Excerpts from a dataset:
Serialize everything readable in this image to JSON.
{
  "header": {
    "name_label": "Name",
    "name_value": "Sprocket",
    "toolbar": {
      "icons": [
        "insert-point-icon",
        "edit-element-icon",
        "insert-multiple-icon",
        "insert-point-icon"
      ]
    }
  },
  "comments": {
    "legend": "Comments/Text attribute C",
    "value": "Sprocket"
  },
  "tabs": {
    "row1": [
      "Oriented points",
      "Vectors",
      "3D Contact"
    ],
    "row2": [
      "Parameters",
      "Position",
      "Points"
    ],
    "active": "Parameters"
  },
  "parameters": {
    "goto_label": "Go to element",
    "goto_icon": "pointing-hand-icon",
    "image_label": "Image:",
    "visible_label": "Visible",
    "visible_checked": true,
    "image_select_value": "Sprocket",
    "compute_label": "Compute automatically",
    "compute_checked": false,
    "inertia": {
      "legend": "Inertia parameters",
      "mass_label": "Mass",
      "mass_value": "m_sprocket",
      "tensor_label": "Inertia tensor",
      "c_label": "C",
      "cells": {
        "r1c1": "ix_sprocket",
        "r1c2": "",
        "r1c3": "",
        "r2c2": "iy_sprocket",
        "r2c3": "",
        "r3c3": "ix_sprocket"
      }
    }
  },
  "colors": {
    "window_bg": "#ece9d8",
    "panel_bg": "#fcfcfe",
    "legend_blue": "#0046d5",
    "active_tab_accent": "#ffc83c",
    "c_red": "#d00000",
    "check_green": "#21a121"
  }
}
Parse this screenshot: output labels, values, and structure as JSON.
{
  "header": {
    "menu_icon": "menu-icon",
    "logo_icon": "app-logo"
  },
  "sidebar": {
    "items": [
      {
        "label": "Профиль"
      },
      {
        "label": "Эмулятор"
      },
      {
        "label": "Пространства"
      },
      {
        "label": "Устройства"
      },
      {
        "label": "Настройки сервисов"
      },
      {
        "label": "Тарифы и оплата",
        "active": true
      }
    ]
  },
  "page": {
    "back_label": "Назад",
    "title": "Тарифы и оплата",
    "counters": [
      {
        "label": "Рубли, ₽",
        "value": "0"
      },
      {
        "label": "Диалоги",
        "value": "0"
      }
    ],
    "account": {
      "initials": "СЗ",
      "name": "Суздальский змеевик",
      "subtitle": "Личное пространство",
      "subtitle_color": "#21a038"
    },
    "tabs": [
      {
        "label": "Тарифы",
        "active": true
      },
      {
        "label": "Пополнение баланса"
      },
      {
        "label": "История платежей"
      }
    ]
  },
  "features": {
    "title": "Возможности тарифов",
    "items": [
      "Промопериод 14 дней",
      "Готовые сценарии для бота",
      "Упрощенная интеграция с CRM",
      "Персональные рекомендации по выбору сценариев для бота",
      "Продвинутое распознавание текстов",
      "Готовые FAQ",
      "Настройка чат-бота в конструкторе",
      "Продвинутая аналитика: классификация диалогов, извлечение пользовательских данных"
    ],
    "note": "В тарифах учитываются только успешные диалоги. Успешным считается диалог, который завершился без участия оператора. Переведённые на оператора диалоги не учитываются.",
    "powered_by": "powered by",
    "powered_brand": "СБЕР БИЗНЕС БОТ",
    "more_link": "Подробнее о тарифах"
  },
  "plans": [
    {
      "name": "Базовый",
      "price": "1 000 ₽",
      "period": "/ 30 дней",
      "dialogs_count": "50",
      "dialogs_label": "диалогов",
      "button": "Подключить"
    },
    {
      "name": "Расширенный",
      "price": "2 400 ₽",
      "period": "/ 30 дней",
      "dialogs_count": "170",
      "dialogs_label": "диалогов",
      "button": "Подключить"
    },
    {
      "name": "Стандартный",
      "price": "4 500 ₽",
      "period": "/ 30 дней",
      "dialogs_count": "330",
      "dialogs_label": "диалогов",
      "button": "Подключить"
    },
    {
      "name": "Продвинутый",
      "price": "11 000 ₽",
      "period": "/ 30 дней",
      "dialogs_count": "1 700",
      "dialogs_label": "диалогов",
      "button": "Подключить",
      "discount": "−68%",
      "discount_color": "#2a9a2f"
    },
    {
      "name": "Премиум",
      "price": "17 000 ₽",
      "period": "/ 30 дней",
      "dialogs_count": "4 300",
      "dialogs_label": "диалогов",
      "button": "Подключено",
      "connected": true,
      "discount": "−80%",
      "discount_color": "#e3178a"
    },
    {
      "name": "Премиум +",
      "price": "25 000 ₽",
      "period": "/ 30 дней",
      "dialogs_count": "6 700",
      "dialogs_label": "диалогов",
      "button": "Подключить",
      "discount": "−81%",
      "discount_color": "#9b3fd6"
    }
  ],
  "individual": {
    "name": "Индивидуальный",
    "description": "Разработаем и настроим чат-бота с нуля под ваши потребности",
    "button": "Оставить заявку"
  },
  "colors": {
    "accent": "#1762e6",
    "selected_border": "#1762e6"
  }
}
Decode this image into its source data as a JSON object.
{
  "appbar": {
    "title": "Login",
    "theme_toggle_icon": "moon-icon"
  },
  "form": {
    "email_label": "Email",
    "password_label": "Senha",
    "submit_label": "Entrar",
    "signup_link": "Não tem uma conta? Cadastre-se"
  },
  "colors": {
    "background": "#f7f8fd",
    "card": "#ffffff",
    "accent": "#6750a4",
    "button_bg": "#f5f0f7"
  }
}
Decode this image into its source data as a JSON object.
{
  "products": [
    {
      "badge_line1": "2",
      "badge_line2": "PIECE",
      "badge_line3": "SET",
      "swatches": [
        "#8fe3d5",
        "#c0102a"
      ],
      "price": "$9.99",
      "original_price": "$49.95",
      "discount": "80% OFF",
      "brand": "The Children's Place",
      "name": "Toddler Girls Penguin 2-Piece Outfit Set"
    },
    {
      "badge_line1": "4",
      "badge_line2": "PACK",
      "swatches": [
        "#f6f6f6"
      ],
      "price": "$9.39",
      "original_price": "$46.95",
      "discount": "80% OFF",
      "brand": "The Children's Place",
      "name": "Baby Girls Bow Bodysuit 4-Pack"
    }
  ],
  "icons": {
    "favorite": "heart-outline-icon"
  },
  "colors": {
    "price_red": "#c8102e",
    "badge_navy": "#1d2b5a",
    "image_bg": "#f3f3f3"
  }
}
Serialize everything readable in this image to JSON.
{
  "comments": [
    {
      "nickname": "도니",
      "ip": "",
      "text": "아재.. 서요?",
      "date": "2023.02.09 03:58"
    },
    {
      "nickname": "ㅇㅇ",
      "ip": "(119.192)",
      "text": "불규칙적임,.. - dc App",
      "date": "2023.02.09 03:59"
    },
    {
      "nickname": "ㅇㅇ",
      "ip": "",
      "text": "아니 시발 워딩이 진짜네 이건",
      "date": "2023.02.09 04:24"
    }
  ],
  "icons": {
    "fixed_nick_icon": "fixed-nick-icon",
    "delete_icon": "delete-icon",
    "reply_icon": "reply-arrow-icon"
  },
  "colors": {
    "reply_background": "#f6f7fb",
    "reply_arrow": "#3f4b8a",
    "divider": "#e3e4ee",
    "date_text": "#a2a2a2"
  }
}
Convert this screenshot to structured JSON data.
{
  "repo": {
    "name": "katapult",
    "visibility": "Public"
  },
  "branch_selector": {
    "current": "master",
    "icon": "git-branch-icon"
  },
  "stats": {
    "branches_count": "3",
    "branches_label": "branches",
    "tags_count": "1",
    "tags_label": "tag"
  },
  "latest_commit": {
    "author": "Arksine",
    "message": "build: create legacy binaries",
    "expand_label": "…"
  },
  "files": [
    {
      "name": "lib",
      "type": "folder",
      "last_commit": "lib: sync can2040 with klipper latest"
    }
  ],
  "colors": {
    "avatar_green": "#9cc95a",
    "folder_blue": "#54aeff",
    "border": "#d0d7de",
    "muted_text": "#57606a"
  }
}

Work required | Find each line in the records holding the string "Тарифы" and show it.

Solved exercise |
        "label": "Тарифы и оплата",
    "title": "Тарифы и оплата",
        "label": "Тарифы",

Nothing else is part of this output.